▸ Material for this task:
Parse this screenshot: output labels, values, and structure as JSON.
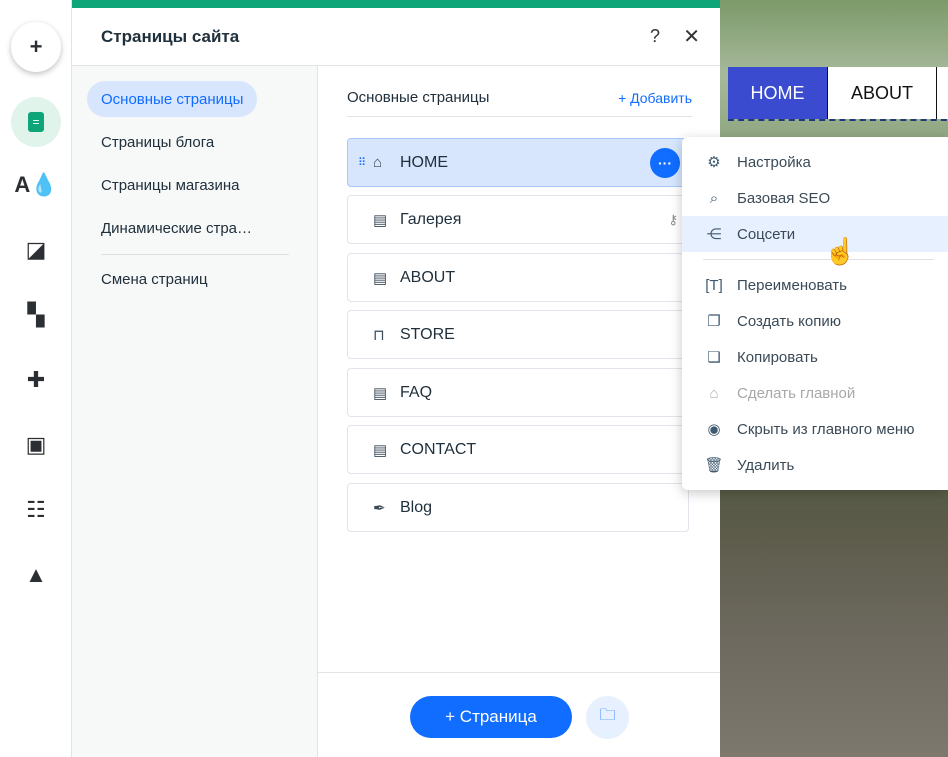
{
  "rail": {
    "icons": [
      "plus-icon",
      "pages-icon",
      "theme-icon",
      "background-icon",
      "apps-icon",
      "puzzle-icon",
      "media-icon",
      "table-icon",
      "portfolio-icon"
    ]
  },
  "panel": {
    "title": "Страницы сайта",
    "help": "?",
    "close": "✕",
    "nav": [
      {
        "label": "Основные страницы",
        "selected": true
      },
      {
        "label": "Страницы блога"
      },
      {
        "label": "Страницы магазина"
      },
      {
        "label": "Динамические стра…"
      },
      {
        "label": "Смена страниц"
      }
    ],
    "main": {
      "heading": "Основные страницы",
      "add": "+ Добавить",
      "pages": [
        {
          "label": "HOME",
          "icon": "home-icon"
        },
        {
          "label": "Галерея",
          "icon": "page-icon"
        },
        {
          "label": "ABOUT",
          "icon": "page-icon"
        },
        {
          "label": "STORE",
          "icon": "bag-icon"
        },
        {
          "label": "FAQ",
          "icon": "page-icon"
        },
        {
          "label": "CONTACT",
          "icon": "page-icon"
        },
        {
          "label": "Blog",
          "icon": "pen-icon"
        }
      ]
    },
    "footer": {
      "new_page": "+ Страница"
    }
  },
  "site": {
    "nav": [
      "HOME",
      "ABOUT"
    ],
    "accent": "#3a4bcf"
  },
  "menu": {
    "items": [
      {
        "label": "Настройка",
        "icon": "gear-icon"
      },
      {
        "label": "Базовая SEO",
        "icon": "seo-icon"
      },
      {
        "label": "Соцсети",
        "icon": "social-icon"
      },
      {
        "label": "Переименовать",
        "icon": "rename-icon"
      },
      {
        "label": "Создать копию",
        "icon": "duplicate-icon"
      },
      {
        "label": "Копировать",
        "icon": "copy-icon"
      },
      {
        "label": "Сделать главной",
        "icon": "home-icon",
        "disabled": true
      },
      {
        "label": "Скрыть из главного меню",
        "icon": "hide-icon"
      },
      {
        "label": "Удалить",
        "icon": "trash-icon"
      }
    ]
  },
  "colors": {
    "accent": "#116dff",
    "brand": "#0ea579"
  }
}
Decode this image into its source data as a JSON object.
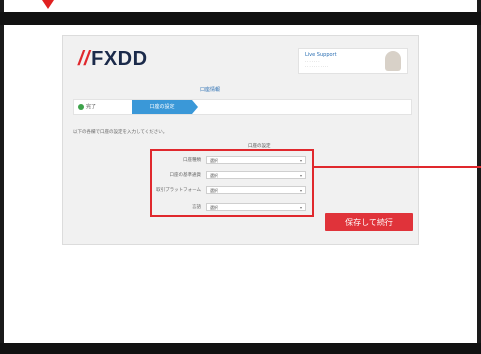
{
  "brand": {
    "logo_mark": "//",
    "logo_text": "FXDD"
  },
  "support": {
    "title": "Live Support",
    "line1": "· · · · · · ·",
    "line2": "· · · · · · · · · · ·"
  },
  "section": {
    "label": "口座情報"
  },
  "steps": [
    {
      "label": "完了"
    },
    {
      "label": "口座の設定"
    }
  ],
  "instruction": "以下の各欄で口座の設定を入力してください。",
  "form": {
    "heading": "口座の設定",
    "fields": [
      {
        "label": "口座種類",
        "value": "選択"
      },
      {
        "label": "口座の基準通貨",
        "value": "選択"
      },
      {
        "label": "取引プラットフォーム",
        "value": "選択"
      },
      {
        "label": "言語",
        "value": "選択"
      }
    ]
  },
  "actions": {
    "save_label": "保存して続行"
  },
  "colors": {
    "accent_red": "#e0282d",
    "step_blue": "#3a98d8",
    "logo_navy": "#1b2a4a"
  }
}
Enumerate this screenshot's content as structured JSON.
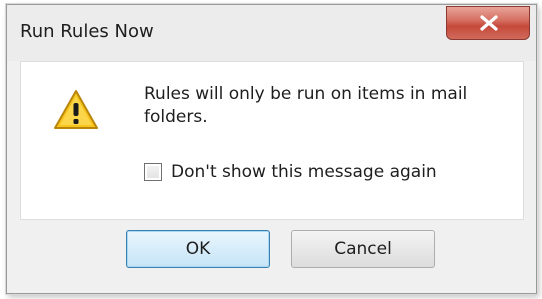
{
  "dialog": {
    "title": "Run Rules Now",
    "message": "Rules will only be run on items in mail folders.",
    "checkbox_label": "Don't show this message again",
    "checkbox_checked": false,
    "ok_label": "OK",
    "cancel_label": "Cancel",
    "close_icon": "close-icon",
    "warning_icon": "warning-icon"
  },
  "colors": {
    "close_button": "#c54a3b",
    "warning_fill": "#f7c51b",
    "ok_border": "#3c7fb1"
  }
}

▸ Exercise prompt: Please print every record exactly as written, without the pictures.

▸ Answer to this problem:
Parse this screenshot: output labels, values, and structure as JSON.
{
  "rail": {
    "icons": [
      "plus-icon",
      "pages-icon",
      "theme-icon",
      "background-icon",
      "apps-icon",
      "puzzle-icon",
      "media-icon",
      "table-icon",
      "portfolio-icon"
    ]
  },
  "panel": {
    "title": "Страницы сайта",
    "help": "?",
    "close": "✕",
    "nav": [
      {
        "label": "Основные страницы",
        "selected": true
      },
      {
        "label": "Страницы блога"
      },
      {
        "label": "Страницы магазина"
      },
      {
        "label": "Динамические стра…"
      },
      {
        "label": "Смена страниц"
      }
    ],
    "main": {
      "heading": "Основные страницы",
      "add": "+ Добавить",
      "pages": [
        {
          "label": "HOME",
          "icon": "home-icon"
        },
        {
          "label": "Галерея",
          "icon": "page-icon"
        },
        {
          "label": "ABOUT",
          "icon": "page-icon"
        },
        {
          "label": "STORE",
          "icon": "bag-icon"
        },
        {
          "label": "FAQ",
          "icon": "page-icon"
        },
        {
          "label": "CONTACT",
          "icon": "page-icon"
        },
        {
          "label": "Blog",
          "icon": "pen-icon"
        }
      ]
    },
    "footer": {
      "new_page": "+ Страница"
    }
  },
  "site": {
    "nav": [
      "HOME",
      "ABOUT"
    ],
    "accent": "#3a4bcf"
  },
  "menu": {
    "items": [
      {
        "label": "Настройка",
        "icon": "gear-icon"
      },
      {
        "label": "Базовая SEO",
        "icon": "seo-icon"
      },
      {
        "label": "Соцсети",
        "icon": "social-icon"
      },
      {
        "label": "Переименовать",
        "icon": "rename-icon"
      },
      {
        "label": "Создать копию",
        "icon": "duplicate-icon"
      },
      {
        "label": "Копировать",
        "icon": "copy-icon"
      },
      {
        "label": "Сделать главной",
        "icon": "home-icon",
        "disabled": true
      },
      {
        "label": "Скрыть из главного меню",
        "icon": "hide-icon"
      },
      {
        "label": "Удалить",
        "icon": "trash-icon"
      }
    ]
  },
  "colors": {
    "accent": "#116dff",
    "brand": "#0ea579"
  }
}
Decode this image into its source data as a JSON object.
{
  "brand": {
    "logo_mark": "//",
    "logo_text": "FXDD"
  },
  "support": {
    "title": "Live Support",
    "line1": "· · · · · · ·",
    "line2": "· · · · · · · · · · ·"
  },
  "section": {
    "label": "口座情報"
  },
  "steps": [
    {
      "label": "完了"
    },
    {
      "label": "口座の設定"
    }
  ],
  "instruction": "以下の各欄で口座の設定を入力してください。",
  "form": {
    "heading": "口座の設定",
    "fields": [
      {
        "label": "口座種類",
        "value": "選択"
      },
      {
        "label": "口座の基準通貨",
        "value": "選択"
      },
      {
        "label": "取引プラットフォーム",
        "value": "選択"
      },
      {
        "label": "言語",
        "value": "選択"
      }
    ]
  },
  "actions": {
    "save_label": "保存して続行"
  },
  "colors": {
    "accent_red": "#e0282d",
    "step_blue": "#3a98d8",
    "logo_navy": "#1b2a4a"
  }
}
Enumerate this screenshot's content as structured JSON.
{
  "dialog": {
    "title": "Run Rules Now",
    "message": "Rules will only be run on items in mail folders.",
    "checkbox_label": "Don't show this message again",
    "checkbox_checked": false,
    "ok_label": "OK",
    "cancel_label": "Cancel",
    "close_icon": "close-icon",
    "warning_icon": "warning-icon"
  },
  "colors": {
    "close_button": "#c54a3b",
    "warning_fill": "#f7c51b",
    "ok_border": "#3c7fb1"
  }
}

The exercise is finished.